Today we honor St. Ambrose who had been a catechumen as a boy, but didn’t go on to be baptized, although his sister became a nun. As a young man he became a very capable governor of northern Italy where he served in Milan with Gratian, the emperor of the West.
From 350 to 374, the church in Milan had been led by Auxentius, an Arian bishop, who repeatedly told the people that Jesus was no more than a good man. When Auxentius died, Emperor Gratian told Ambrose to gather the Christians and Arians together, to see if they could chose a new bishop whom both sides found acceptable.
As both sides were voicing their views, a boy’s voice rang out, saying, “Let the Governor be our bishop.” All the people suddenly fell in with the boy’s suggestion, and Ambrose was baptized the next day, and made a bishop the following day.

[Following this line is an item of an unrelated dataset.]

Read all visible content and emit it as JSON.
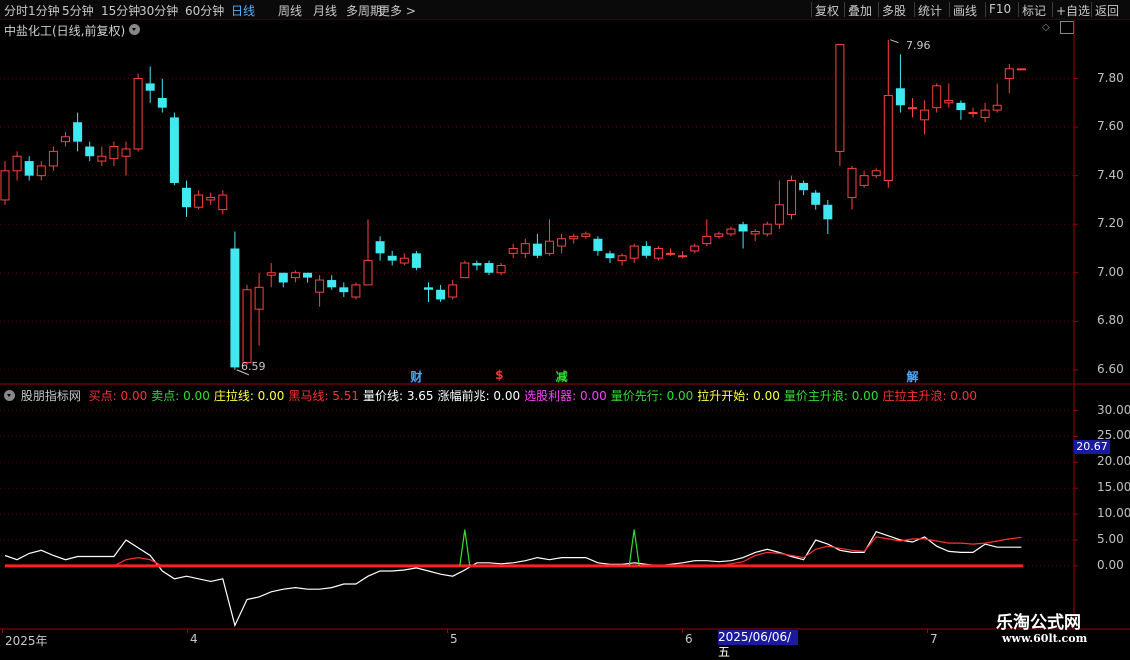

Since the people had not been taught to see Jesus as the Son of God, Ambrose saw a great need to train people to see Christ as more than human. Now, for years he had been in daily attendance of the emperor, always genuflecting before him, and serving him with golden utensils. That gave him the idea of commanding people to honor the Blessed Sacrament with all the rituals they followed when coming near the emperor.

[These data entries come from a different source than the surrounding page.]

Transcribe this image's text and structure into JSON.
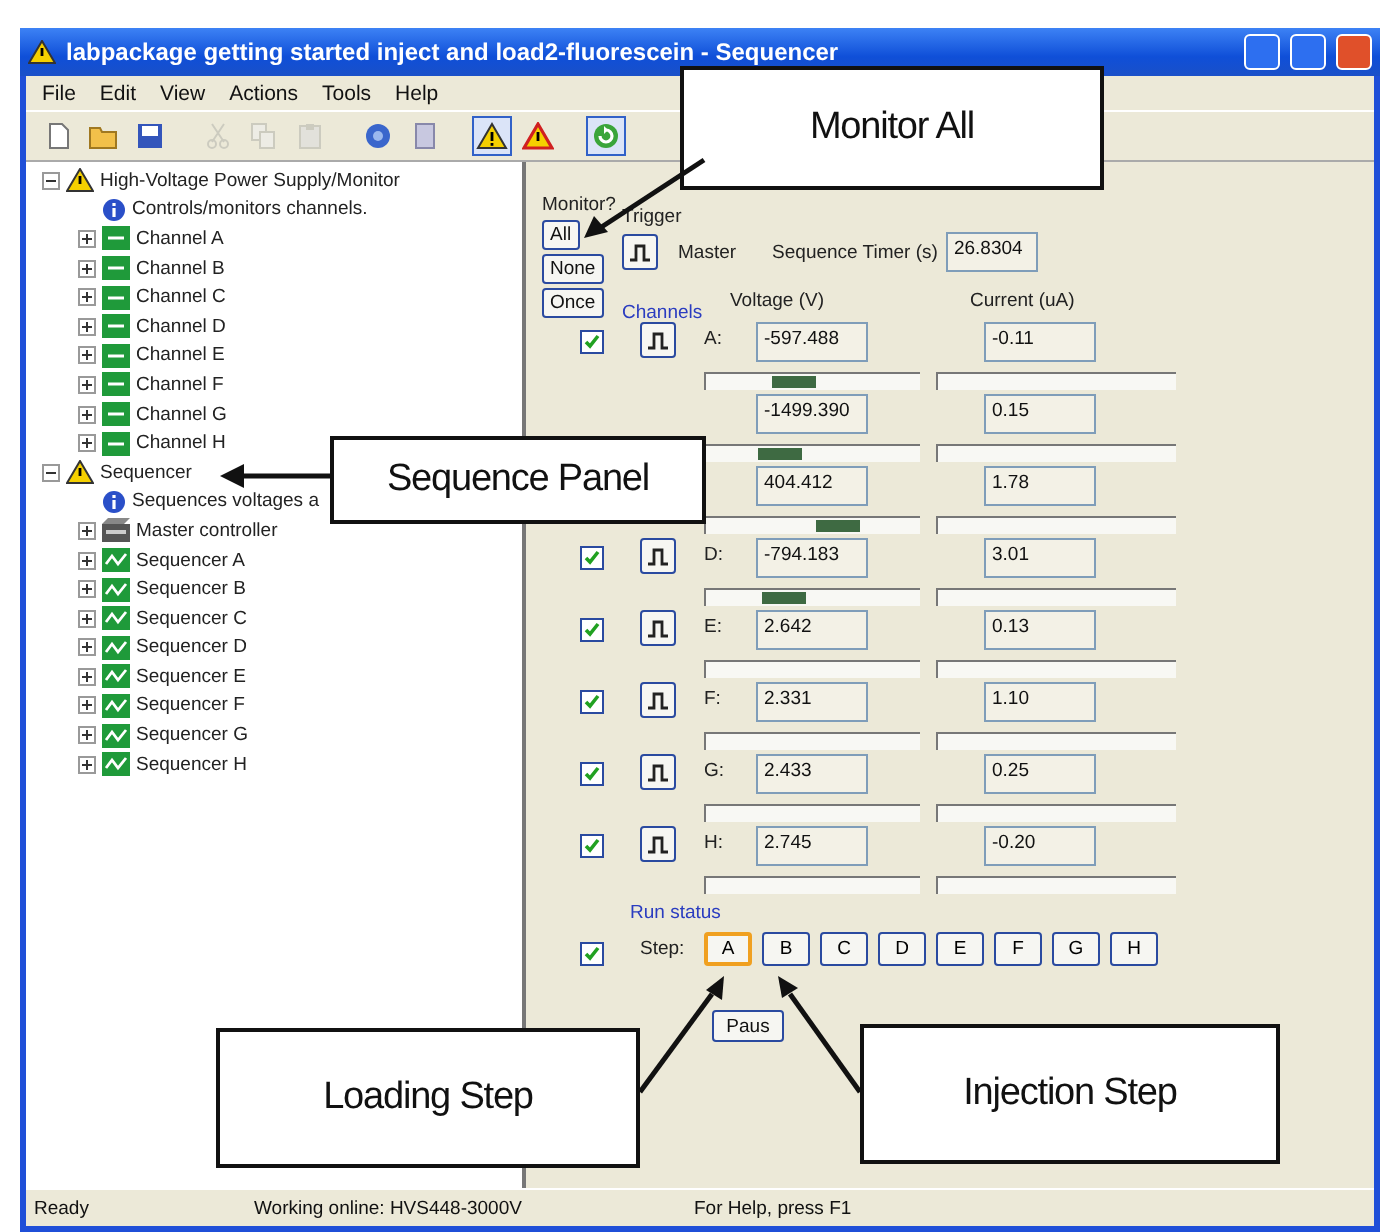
{
  "window": {
    "title": "labpackage getting started inject and load2-fluorescein - Sequencer"
  },
  "menu": [
    "File",
    "Edit",
    "View",
    "Actions",
    "Tools",
    "Help"
  ],
  "toolbar": [
    {
      "kind": "new",
      "disabled": false,
      "pressed": false
    },
    {
      "kind": "open",
      "disabled": false,
      "pressed": false
    },
    {
      "kind": "save",
      "disabled": false,
      "pressed": false
    },
    {
      "kind": "cut",
      "disabled": true,
      "pressed": false
    },
    {
      "kind": "copy",
      "disabled": true,
      "pressed": false
    },
    {
      "kind": "paste",
      "disabled": true,
      "pressed": false
    },
    {
      "kind": "help",
      "disabled": false,
      "pressed": false
    },
    {
      "kind": "page",
      "disabled": false,
      "pressed": false
    },
    {
      "kind": "warning",
      "disabled": false,
      "pressed": true
    },
    {
      "kind": "alarm",
      "disabled": false,
      "pressed": false
    },
    {
      "kind": "refresh",
      "disabled": false,
      "pressed": true
    }
  ],
  "tree": [
    {
      "label": "High-Voltage Power Supply/Monitor",
      "kind": "warning",
      "expanded": true,
      "children": [
        {
          "label": "Controls/monitors channels.",
          "kind": "info"
        },
        {
          "label": "Channel A",
          "kind": "channel",
          "expanded": false
        },
        {
          "label": "Channel B",
          "kind": "channel",
          "expanded": false
        },
        {
          "label": "Channel C",
          "kind": "channel",
          "expanded": false
        },
        {
          "label": "Channel D",
          "kind": "channel",
          "expanded": false
        },
        {
          "label": "Channel E",
          "kind": "channel",
          "expanded": false
        },
        {
          "label": "Channel F",
          "kind": "channel",
          "expanded": false
        },
        {
          "label": "Channel G",
          "kind": "channel",
          "expanded": false
        },
        {
          "label": "Channel H",
          "kind": "channel",
          "expanded": false
        }
      ]
    },
    {
      "label": "Sequencer",
      "kind": "warning",
      "expanded": true,
      "children": [
        {
          "label": "Sequences voltages a",
          "kind": "info"
        },
        {
          "label": "Master controller",
          "kind": "master",
          "expanded": false
        },
        {
          "label": "Sequencer A",
          "kind": "sequencer",
          "expanded": false
        },
        {
          "label": "Sequencer B",
          "kind": "sequencer",
          "expanded": false
        },
        {
          "label": "Sequencer C",
          "kind": "sequencer",
          "expanded": false
        },
        {
          "label": "Sequencer D",
          "kind": "sequencer",
          "expanded": false
        },
        {
          "label": "Sequencer E",
          "kind": "sequencer",
          "expanded": false
        },
        {
          "label": "Sequencer F",
          "kind": "sequencer",
          "expanded": false
        },
        {
          "label": "Sequencer G",
          "kind": "sequencer",
          "expanded": false
        },
        {
          "label": "Sequencer H",
          "kind": "sequencer",
          "expanded": false
        }
      ]
    }
  ],
  "monitor": {
    "label": "Monitor?",
    "buttons": [
      "All",
      "None",
      "Once"
    ]
  },
  "trigger": {
    "label": "Trigger",
    "master_label": "Master"
  },
  "sequence_timer": {
    "label": "Sequence Timer (s)",
    "value": "26.8304"
  },
  "channels_label": "Channels",
  "columns": [
    "Voltage (V)",
    "Current (uA)"
  ],
  "channels": [
    {
      "label": "A:",
      "monitored": true,
      "voltage": "-597.488",
      "current": "-0.11",
      "level": 0.38
    },
    {
      "voltage": "-1499.390",
      "current": "0.15",
      "level": 0.3
    },
    {
      "voltage": "404.412",
      "current": "1.78",
      "level": 0.64
    },
    {
      "label": "D:",
      "monitored": true,
      "voltage": "-794.183",
      "current": "3.01",
      "level": 0.33
    },
    {
      "label": "E:",
      "monitored": true,
      "voltage": "2.642",
      "current": "0.13"
    },
    {
      "label": "F:",
      "monitored": true,
      "voltage": "2.331",
      "current": "1.10"
    },
    {
      "label": "G:",
      "monitored": true,
      "voltage": "2.433",
      "current": "0.25"
    },
    {
      "label": "H:",
      "monitored": true,
      "voltage": "2.745",
      "current": "-0.20"
    }
  ],
  "run_status": {
    "label": "Run status",
    "monitored": true,
    "step_label": "Step:",
    "steps": [
      {
        "label": "A",
        "selected": true
      },
      {
        "label": "B",
        "selected": false
      },
      {
        "label": "C",
        "selected": false
      },
      {
        "label": "D",
        "selected": false
      },
      {
        "label": "E",
        "selected": false
      },
      {
        "label": "F",
        "selected": false
      },
      {
        "label": "G",
        "selected": false
      },
      {
        "label": "H",
        "selected": false
      }
    ],
    "pause": "Paus"
  },
  "status_bar": [
    "Ready",
    "Working online: HVS448-3000V",
    "For Help, press F1"
  ],
  "callouts": [
    {
      "text": "Monitor All"
    },
    {
      "text": "Sequence Panel"
    },
    {
      "text": "Loading Step"
    },
    {
      "text": "Injection Step"
    }
  ]
}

It worked well, with people immediately catching on to bowing and genuflecting before the Eucharist. However, they lost all intimacy with Christ. While attending Mass, they had formally felt they were lying next to Jesus hearing him whispering to them. Now they heard the usher shouting, “Bow, bow, bow!”